“The good life that we have talked and on which we successfully campaigned to become the government is not an esoteric story; its real and it’s not only for big people or matured people it’s for everybody and the little children can also enjoy the good life in the context of a good environment in which they can learn. I think in this simple project we can put parents’ minds at ease. They are assured that their children are in an environment that allows them to learn, develop their motor and other skills while their parents are free to do seek out training or job opportunities and make themselves productive citizens.”
He also strongly advised the regional administration and other stakeholders to take good care of facilities given their importance to the communities they will serve.
Minister Jordan added:
“It’s little children who will be housed here so we don’t expect the roof to be falling in or the light fixtures to be disappearing … if the regional administration does not take full control of the facilities in terms of the security and monitoring the centre, it will deteriorate if the people we put to administer it don’t take pride and joy in this facility and endure that it remains in the pristine condition in which we are handing it over.”
Regional Executive Officer, Orin Gordon said systems are already in place for the construction of a security post, a management structure and the proper maintenance and management of the facility.
The construction of the One Mile ECDC commenced on September 4, 2017, and was completed on March 16, 2018. The centre was built at a cost of $39,483,782 by Faldhari Singh and Son Contracting Services, and the Design and Supervision consultant for the project was E&A Consultants.
The 3,200 square foot facility will accommodate infants to school-agers, eight caregivers/teachers and an administrator. This includes four care areas/classrooms, a sleeping area, sickbay, a staff room, an administrative area, storage spaces, a kitchenette, a laundry room, sanitary facilities, and an outdoor play area for the children.
In tandem with the construction of the building, eight young adults were trained as early childhood educators and successfully graduated from the programme. They will serve as teachers and caregivers at the centre. One of the graduates will attend the University of Guyana and receive their Level 1 certification in Early Childhood Development and will be expected to return to the One Mile Grove ECDC to serve as administrator.
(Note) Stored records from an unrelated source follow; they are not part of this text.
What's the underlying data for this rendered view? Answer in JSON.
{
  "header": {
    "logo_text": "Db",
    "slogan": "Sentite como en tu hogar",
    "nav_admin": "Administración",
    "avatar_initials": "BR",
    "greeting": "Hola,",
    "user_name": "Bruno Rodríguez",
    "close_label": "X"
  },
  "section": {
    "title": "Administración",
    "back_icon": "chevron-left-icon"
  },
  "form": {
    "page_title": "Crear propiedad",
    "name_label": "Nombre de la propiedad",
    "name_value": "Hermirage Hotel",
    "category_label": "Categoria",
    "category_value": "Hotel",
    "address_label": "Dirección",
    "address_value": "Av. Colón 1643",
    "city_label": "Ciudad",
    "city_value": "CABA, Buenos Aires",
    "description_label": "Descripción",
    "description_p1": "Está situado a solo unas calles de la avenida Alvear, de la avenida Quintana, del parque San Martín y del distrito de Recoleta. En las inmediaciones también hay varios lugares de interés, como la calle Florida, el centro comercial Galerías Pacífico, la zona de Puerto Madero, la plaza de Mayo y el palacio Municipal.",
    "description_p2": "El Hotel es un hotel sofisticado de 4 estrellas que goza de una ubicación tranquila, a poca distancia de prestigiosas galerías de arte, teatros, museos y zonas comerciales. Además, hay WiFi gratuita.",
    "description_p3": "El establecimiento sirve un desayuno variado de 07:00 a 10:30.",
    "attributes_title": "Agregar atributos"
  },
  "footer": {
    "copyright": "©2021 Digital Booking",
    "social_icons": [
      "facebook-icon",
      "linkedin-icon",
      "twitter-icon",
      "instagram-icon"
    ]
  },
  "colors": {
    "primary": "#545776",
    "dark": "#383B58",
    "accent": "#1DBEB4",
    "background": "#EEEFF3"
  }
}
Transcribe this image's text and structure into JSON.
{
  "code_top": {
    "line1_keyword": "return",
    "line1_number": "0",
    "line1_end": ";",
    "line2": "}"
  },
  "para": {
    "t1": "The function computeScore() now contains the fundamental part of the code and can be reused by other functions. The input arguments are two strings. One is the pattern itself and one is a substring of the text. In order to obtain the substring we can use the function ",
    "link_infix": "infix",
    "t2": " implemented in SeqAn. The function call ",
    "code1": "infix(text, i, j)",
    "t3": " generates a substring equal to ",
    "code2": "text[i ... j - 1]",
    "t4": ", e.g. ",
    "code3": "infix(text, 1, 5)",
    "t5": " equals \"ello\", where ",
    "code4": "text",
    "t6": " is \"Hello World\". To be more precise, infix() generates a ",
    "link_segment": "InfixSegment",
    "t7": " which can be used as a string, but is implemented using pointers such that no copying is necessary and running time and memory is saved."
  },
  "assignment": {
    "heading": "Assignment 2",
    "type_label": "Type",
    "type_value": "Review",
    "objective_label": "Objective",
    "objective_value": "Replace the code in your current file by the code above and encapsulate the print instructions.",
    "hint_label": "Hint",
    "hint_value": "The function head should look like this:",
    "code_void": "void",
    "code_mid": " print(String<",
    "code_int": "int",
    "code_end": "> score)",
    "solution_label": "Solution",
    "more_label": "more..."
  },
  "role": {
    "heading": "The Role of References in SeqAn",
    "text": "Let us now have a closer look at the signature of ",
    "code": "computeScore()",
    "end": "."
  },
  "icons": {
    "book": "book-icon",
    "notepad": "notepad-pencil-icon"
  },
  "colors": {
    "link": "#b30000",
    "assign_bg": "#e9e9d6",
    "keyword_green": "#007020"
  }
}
The project is a collaborative effort between The Office of the Presidential Advisor on Youth Empowerment (YEU) in the Ministry of the Presidency; The Board of Industrial Training (BIT); and The Early Childhood Development (ECD) Unit of the Ministry of Social Protection.
According to former Presidential Advisor on Youth Development, Aubrey Norton, the programme was created following research and conceptualization of ways to provide inexpensive to possibly free early childhood education for the children in the community while at the same time releasing their parents to seek employment and providing jobs for persons within the respective communities
“It was aimed at creating employment for young persons in a particular category. We had done some research across the country and found that there were lots of young people with teaching potential, who had three and four CXCs, but they did not have math and English and so the decision was taken to train them and to have them involved across the country in all six centres. There would be nine persons trained for each. The hope is also that those young persons will go back to school,” Norton said.
He added, “from the batch, we have taken about 12 of them who are enrolled at the University of Guyana and we have organised scholarships for them. The hope is that every year, two of them will go on and improve their qualifications and become professional teachers.”
According to Youth Empowerment Advisor, the participants were also trained in leadership as a means of improving the condition of their communities.
Basic Needs Trust Fund is the flagship development programme under the Caribbean Development Bank and the Government of the Cooperative Republic of Guyana. For twenty-five years, the Basic Needs Trust Fund (BNTF) Guyana office has been working to address poverty reduction by providing access to basic infrastructure and services in rural and urban communities, across the Caribbean. BNTF has completed close to 600 projects since 1992 and has 47 projects planned for its ninth cycle. This new cycle will focus primarily on projects related to livelihoods enhancement and human capacity development.